That gives a pretty strong clue to the identity of half a dozen of the 11 WorldTour-level teams that will compete, alongside three from the UCI Asia Tour 2013, the UAE national team, and the Dubai Sky Dive team. Eurosport will provide TV coverage in the UK.
UCI president Brian Cookson commented: “It is a great delight for me to see the growth of cycling in the United Arab Emirates and I am sure that the inaugural edition Dubai Tour, which is a part of the UCI Asia Tour, will not only play a significant role in bringing high level cycling to Dubai but will equally act as an important showcase for the city, promoting cycling’s universal values throughout the region and abroad.
“My thanks go to the authorities, volunteers, organisers and sponsors who have dedicated much time and effort to bring their vision to fruition, putting Dubai on the international road cycling map”.
Lorenzo Giorgetti, commercial director at RCS Sport and a director of Events Dubai, added: “We are really proud to be here today to underline our partnership with Dubai Sports Council and show how the development of the Dubai Tour project is now in its final stage.
“The course presentation, the sponsor’s introduction and the appointment of the TV broadcaster are all part of this great project that we have developed together in the last few months.
“We are now less than 60 days away from the start of the first edition of Dubai Tour and we are sure that this unique event will be widely appreciated at an international level.”
Born in Scotland, Simon moved to London aged seven and now lives in the Oxfordshire Cotswolds with his miniature schnauzer, Elodie. He fell in love with cycling one Saturday morning in 1994 while living in Italy when Milan-San Remo went past his front door. A daily cycle commuter in London back before riding to work started to boom, he's been news editor at road.cc since 2009. Handily for work, he speaks French and Italian.
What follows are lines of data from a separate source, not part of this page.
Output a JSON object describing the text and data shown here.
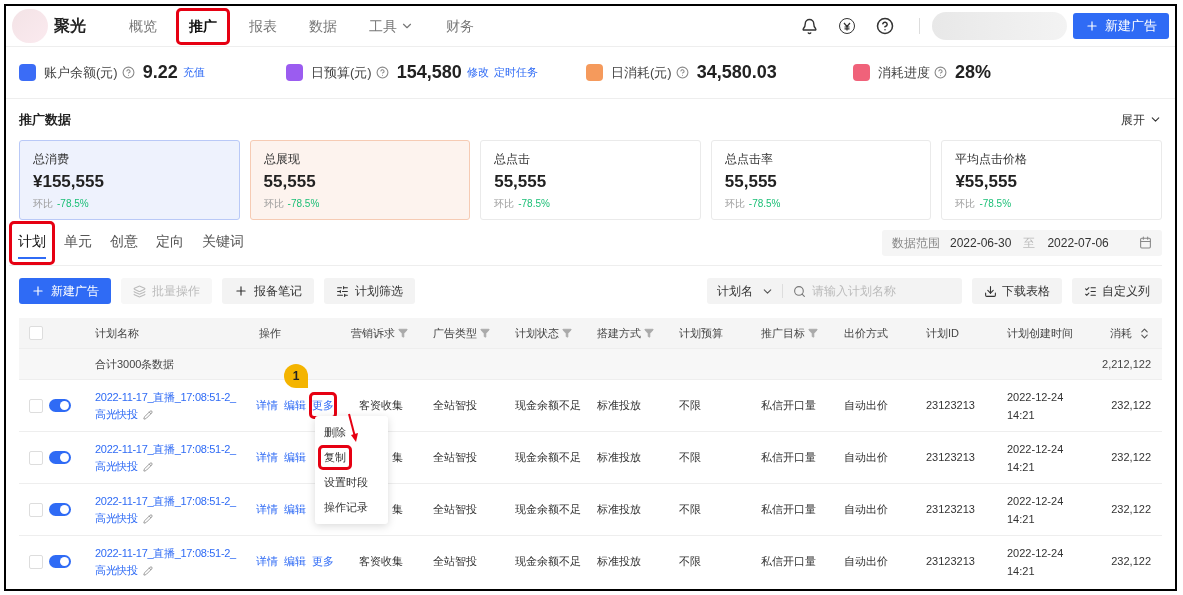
{
  "app": {
    "name": "聚光"
  },
  "nav": [
    {
      "label": "概览",
      "kind": "link",
      "selected": false,
      "highlighted": false
    },
    {
      "label": "推广",
      "kind": "link",
      "selected": true,
      "highlighted": true
    },
    {
      "label": "报表",
      "kind": "link",
      "selected": false,
      "highlighted": false
    },
    {
      "label": "数据",
      "kind": "link",
      "selected": false,
      "highlighted": false
    },
    {
      "label": "工具",
      "kind": "dropdown",
      "selected": false,
      "highlighted": false
    },
    {
      "label": "财务",
      "kind": "link",
      "selected": false,
      "highlighted": false
    }
  ],
  "header_button": "新建广告",
  "stats": [
    {
      "label": "账户余额(元)",
      "value": "9.22",
      "links": [
        "充值"
      ],
      "color": "#3b6cf6"
    },
    {
      "label": "日预算(元)",
      "value": "154,580",
      "links": [
        "修改",
        "定时任务"
      ],
      "color": "#9b5cf0"
    },
    {
      "label": "日消耗(元)",
      "value": "34,580.03",
      "color": "#f59a5c"
    },
    {
      "label": "消耗进度",
      "value": "28%",
      "color": "#f0627a"
    }
  ],
  "section": {
    "title": "推广数据",
    "toggle": "展开"
  },
  "cards": [
    {
      "label": "总消费",
      "value": "¥155,555",
      "change_label": "环比",
      "change": "-78.5%",
      "kind": "blue"
    },
    {
      "label": "总展现",
      "value": "55,555",
      "change_label": "环比",
      "change": "-78.5%",
      "kind": "orange"
    },
    {
      "label": "总点击",
      "value": "55,555",
      "change_label": "环比",
      "change": "-78.5%",
      "kind": "plain"
    },
    {
      "label": "总点击率",
      "value": "55,555",
      "change_label": "环比",
      "change": "-78.5%",
      "kind": "plain"
    },
    {
      "label": "平均点击价格",
      "value": "¥55,555",
      "change_label": "环比",
      "change": "-78.5%",
      "kind": "plain"
    }
  ],
  "tabs": [
    {
      "label": "计划",
      "selected": true,
      "highlighted": true
    },
    {
      "label": "单元",
      "selected": false,
      "highlighted": false
    },
    {
      "label": "创意",
      "selected": false,
      "highlighted": false
    },
    {
      "label": "定向",
      "selected": false,
      "highlighted": false
    },
    {
      "label": "关键词",
      "selected": false,
      "highlighted": false
    }
  ],
  "date_range": {
    "label": "数据范围",
    "start": "2022-06-30",
    "separator": "至",
    "end": "2022-07-06"
  },
  "toolbar": {
    "buttons": [
      {
        "label": "新建广告",
        "kind": "primary",
        "disabled": false
      },
      {
        "label": "批量操作",
        "kind": "batch",
        "disabled": true
      },
      {
        "label": "报备笔记",
        "kind": "add",
        "disabled": false
      },
      {
        "label": "计划筛选",
        "kind": "filter",
        "disabled": false
      }
    ],
    "search_scope": "计划名",
    "search_placeholder": "请输入计划名称",
    "download": "下载表格",
    "columns_button": "自定义列"
  },
  "table": {
    "header_checkbox": {
      "checked": false
    },
    "columns": [
      {
        "label": "计划名称",
        "kind": "plain"
      },
      {
        "label": "操作",
        "kind": "plain"
      },
      {
        "label": "营销诉求",
        "kind": "filter"
      },
      {
        "label": "广告类型",
        "kind": "filter"
      },
      {
        "label": "计划状态",
        "kind": "filter"
      },
      {
        "label": "搭建方式",
        "kind": "filter"
      },
      {
        "label": "计划预算",
        "kind": "plain"
      },
      {
        "label": "推广目标",
        "kind": "filter"
      },
      {
        "label": "出价方式",
        "kind": "plain"
      },
      {
        "label": "计划ID",
        "kind": "plain"
      },
      {
        "label": "计划创建时间",
        "kind": "plain"
      },
      {
        "label": "消耗",
        "kind": "sort"
      }
    ],
    "summary": {
      "label": "合计3000条数据",
      "spend": "2,212,122"
    },
    "rows": [
      {
        "checked": false,
        "on": true,
        "name": "2022-11-17_直播_17:08:51-2_高光快投",
        "actions": [
          {
            "label": "详情",
            "highlighted": false
          },
          {
            "label": "编辑",
            "highlighted": false
          },
          {
            "label": "更多",
            "highlighted": true
          }
        ],
        "appeal": "客资收集",
        "ad_type": "全站智投",
        "status": "现金余额不足",
        "build": "标准投放",
        "budget": "不限",
        "target": "私信开口量",
        "bid": "自动出价",
        "id": "23123213",
        "created": "2022-12-24 14:21",
        "spend": "232,122"
      },
      {
        "checked": false,
        "on": true,
        "name": "2022-11-17_直播_17:08:51-2_高光快投",
        "actions": [
          {
            "label": "详情",
            "highlighted": false
          },
          {
            "label": "编辑",
            "highlighted": false
          }
        ],
        "appeal": "集",
        "ad_type": "全站智投",
        "status": "现金余额不足",
        "build": "标准投放",
        "budget": "不限",
        "target": "私信开口量",
        "bid": "自动出价",
        "id": "23123213",
        "created": "2022-12-24 14:21",
        "spend": "232,122"
      },
      {
        "checked": false,
        "on": true,
        "name": "2022-11-17_直播_17:08:51-2_高光快投",
        "actions": [
          {
            "label": "详情",
            "highlighted": false
          },
          {
            "label": "编辑",
            "highlighted": false
          }
        ],
        "appeal": "集",
        "ad_type": "全站智投",
        "status": "现金余额不足",
        "build": "标准投放",
        "budget": "不限",
        "target": "私信开口量",
        "bid": "自动出价",
        "id": "23123213",
        "created": "2022-12-24 14:21",
        "spend": "232,122"
      },
      {
        "checked": false,
        "on": true,
        "name": "2022-11-17_直播_17:08:51-2_高光快投",
        "actions": [
          {
            "label": "详情",
            "highlighted": false
          },
          {
            "label": "编辑",
            "highlighted": false
          },
          {
            "label": "更多",
            "highlighted": false
          }
        ],
        "appeal": "客资收集",
        "ad_type": "全站智投",
        "status": "现金余额不足",
        "build": "标准投放",
        "budget": "不限",
        "target": "私信开口量",
        "bid": "自动出价",
        "id": "23123213",
        "created": "2022-12-24 14:21",
        "spend": "232,122"
      }
    ]
  },
  "menu": {
    "items": [
      {
        "label": "删除",
        "highlighted": false
      },
      {
        "label": "复制",
        "highlighted": true
      },
      {
        "label": "设置时段",
        "highlighted": false
      },
      {
        "label": "操作记录",
        "highlighted": false
      }
    ]
  },
  "callout": {
    "label": "1"
  }
}
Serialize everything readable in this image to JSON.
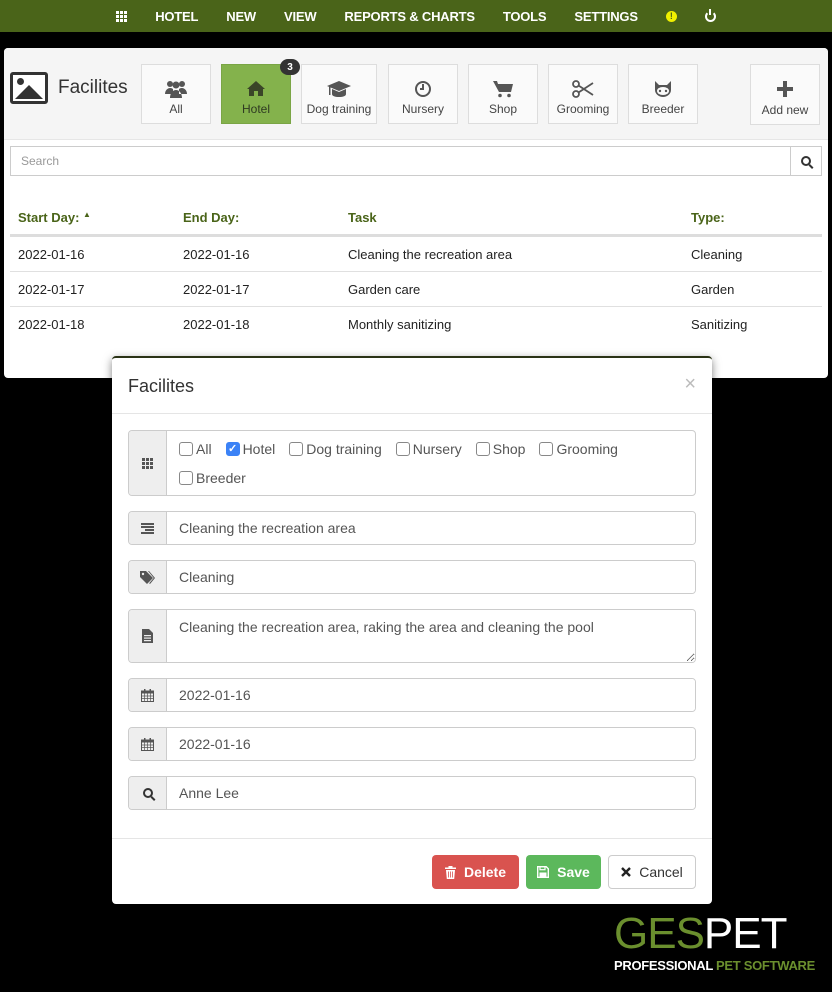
{
  "topnav": {
    "items": [
      "HOTEL",
      "NEW",
      "VIEW",
      "REPORTS & CHARTS",
      "TOOLS",
      "SETTINGS"
    ],
    "alert_symbol": "!"
  },
  "page": {
    "title": "Facilites",
    "categories": [
      {
        "label": "All",
        "icon": "users-icon",
        "glyph": "👥"
      },
      {
        "label": "Hotel",
        "icon": "home-icon",
        "glyph": "⌂",
        "active": true,
        "badge": "3"
      },
      {
        "label": "Dog training",
        "icon": "graduation-cap-icon",
        "glyph": "🎓"
      },
      {
        "label": "Nursery",
        "icon": "clock-icon",
        "glyph": "◷"
      },
      {
        "label": "Shop",
        "icon": "cart-icon",
        "glyph": "🛒"
      },
      {
        "label": "Grooming",
        "icon": "scissors-icon",
        "glyph": "✂"
      },
      {
        "label": "Breeder",
        "icon": "github-cat-icon",
        "glyph": "🐱"
      }
    ],
    "add_new_label": "Add new",
    "search_placeholder": "Search",
    "table": {
      "headers": [
        "Start Day:",
        "End Day:",
        "Task",
        "Type:"
      ],
      "sort_indicator": "▲",
      "rows": [
        [
          "2022-01-16",
          "2022-01-16",
          "Cleaning the recreation area",
          "Cleaning"
        ],
        [
          "2022-01-17",
          "2022-01-17",
          "Garden care",
          "Garden"
        ],
        [
          "2022-01-18",
          "2022-01-18",
          "Monthly sanitizing",
          "Sanitizing"
        ]
      ]
    }
  },
  "modal": {
    "title": "Facilites",
    "close": "×",
    "checkboxes": [
      {
        "label": "All",
        "checked": false
      },
      {
        "label": "Hotel",
        "checked": true
      },
      {
        "label": "Dog training",
        "checked": false
      },
      {
        "label": "Nursery",
        "checked": false
      },
      {
        "label": "Shop",
        "checked": false
      },
      {
        "label": "Grooming",
        "checked": false
      },
      {
        "label": "Breeder",
        "checked": false
      }
    ],
    "task": "Cleaning the recreation area",
    "type": "Cleaning",
    "description": "Cleaning the recreation area, raking the area and cleaning the pool",
    "start_date": "2022-01-16",
    "end_date": "2022-01-16",
    "person": "Anne Lee",
    "buttons": {
      "delete": "Delete",
      "save": "Save",
      "cancel": "Cancel"
    }
  },
  "logo": {
    "ges": "GES",
    "pet": "PET",
    "tagline_a": "PROFESSIONAL ",
    "tagline_b": "PET SOFTWARE"
  },
  "colors": {
    "nav_green": "#4a6419",
    "active_tab": "#84b24c",
    "delete": "#d9534f",
    "save": "#5cb85c",
    "checkbox": "#3b82f6"
  }
}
He doesn't get to ride his Colnago as often as he'd like, and freely admits he's much more adept at cooking than fettling with bikes.